DATA TO EXAMINE >>
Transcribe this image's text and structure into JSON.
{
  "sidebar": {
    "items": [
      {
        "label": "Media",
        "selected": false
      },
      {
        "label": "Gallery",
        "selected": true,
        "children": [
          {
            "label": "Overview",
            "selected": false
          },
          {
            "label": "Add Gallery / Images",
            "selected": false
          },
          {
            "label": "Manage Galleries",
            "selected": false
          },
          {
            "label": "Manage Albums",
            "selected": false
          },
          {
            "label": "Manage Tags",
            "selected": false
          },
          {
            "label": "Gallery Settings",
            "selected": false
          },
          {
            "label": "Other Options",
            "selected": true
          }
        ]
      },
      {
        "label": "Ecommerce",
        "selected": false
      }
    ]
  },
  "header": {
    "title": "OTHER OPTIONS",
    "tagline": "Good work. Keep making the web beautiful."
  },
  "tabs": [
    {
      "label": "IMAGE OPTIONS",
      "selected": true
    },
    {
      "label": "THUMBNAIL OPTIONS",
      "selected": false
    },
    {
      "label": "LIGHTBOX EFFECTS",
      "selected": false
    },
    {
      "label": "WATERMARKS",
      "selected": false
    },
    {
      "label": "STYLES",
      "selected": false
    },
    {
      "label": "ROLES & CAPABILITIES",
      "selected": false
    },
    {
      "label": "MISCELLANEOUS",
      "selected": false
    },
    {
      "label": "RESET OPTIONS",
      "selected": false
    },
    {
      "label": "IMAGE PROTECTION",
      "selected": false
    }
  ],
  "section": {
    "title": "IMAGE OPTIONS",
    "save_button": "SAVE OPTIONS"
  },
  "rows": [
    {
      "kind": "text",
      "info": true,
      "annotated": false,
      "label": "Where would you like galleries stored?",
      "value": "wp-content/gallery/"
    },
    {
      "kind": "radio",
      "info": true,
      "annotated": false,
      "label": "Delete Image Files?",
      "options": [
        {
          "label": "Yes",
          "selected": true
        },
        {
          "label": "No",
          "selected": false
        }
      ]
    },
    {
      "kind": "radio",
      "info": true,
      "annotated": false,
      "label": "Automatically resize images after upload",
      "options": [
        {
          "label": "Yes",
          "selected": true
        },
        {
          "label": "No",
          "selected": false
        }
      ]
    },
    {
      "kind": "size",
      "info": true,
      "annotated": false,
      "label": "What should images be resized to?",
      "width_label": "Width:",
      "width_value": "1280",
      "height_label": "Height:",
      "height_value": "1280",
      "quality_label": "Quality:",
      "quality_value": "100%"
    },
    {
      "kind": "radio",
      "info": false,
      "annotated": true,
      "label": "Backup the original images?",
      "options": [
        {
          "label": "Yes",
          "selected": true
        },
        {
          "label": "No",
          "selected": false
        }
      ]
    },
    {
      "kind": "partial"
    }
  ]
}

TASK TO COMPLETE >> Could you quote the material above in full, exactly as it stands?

EXERCISE SOLUTION >>
Transcribe this image's text and structure into JSON.
{
  "sidebar": {
    "items": [
      {
        "label": "Media",
        "selected": false
      },
      {
        "label": "Gallery",
        "selected": true,
        "children": [
          {
            "label": "Overview",
            "selected": false
          },
          {
            "label": "Add Gallery / Images",
            "selected": false
          },
          {
            "label": "Manage Galleries",
            "selected": false
          },
          {
            "label": "Manage Albums",
            "selected": false
          },
          {
            "label": "Manage Tags",
            "selected": false
          },
          {
            "label": "Gallery Settings",
            "selected": false
          },
          {
            "label": "Other Options",
            "selected": true
          }
        ]
      },
      {
        "label": "Ecommerce",
        "selected": false
      }
    ]
  },
  "header": {
    "title": "OTHER OPTIONS",
    "tagline": "Good work. Keep making the web beautiful."
  },
  "tabs": [
    {
      "label": "IMAGE OPTIONS",
      "selected": true
    },
    {
      "label": "THUMBNAIL OPTIONS",
      "selected": false
    },
    {
      "label": "LIGHTBOX EFFECTS",
      "selected": false
    },
    {
      "label": "WATERMARKS",
      "selected": false
    },
    {
      "label": "STYLES",
      "selected": false
    },
    {
      "label": "ROLES & CAPABILITIES",
      "selected": false
    },
    {
      "label": "MISCELLANEOUS",
      "selected": false
    },
    {
      "label": "RESET OPTIONS",
      "selected": false
    },
    {
      "label": "IMAGE PROTECTION",
      "selected": false
    }
  ],
  "section": {
    "title": "IMAGE OPTIONS",
    "save_button": "SAVE OPTIONS"
  },
  "rows": [
    {
      "kind": "text",
      "info": true,
      "annotated": false,
      "label": "Where would you like galleries stored?",
      "value": "wp-content/gallery/"
    },
    {
      "kind": "radio",
      "info": true,
      "annotated": false,
      "label": "Delete Image Files?",
      "options": [
        {
          "label": "Yes",
          "selected": true
        },
        {
          "label": "No",
          "selected": false
        }
      ]
    },
    {
      "kind": "radio",
      "info": true,
      "annotated": false,
      "label": "Automatically resize images after upload",
      "options": [
        {
          "label": "Yes",
          "selected": true
        },
        {
          "label": "No",
          "selected": false
        }
      ]
    },
    {
      "kind": "size",
      "info": true,
      "annotated": false,
      "label": "What should images be resized to?",
      "width_label": "Width:",
      "width_value": "1280",
      "height_label": "Height:",
      "height_value": "1280",
      "quality_label": "Quality:",
      "quality_value": "100%"
    },
    {
      "kind": "radio",
      "info": false,
      "annotated": true,
      "label": "Backup the original images?",
      "options": [
        {
          "label": "Yes",
          "selected": true
        },
        {
          "label": "No",
          "selected": false
        }
      ]
    },
    {
      "kind": "partial"
    }
  ]
}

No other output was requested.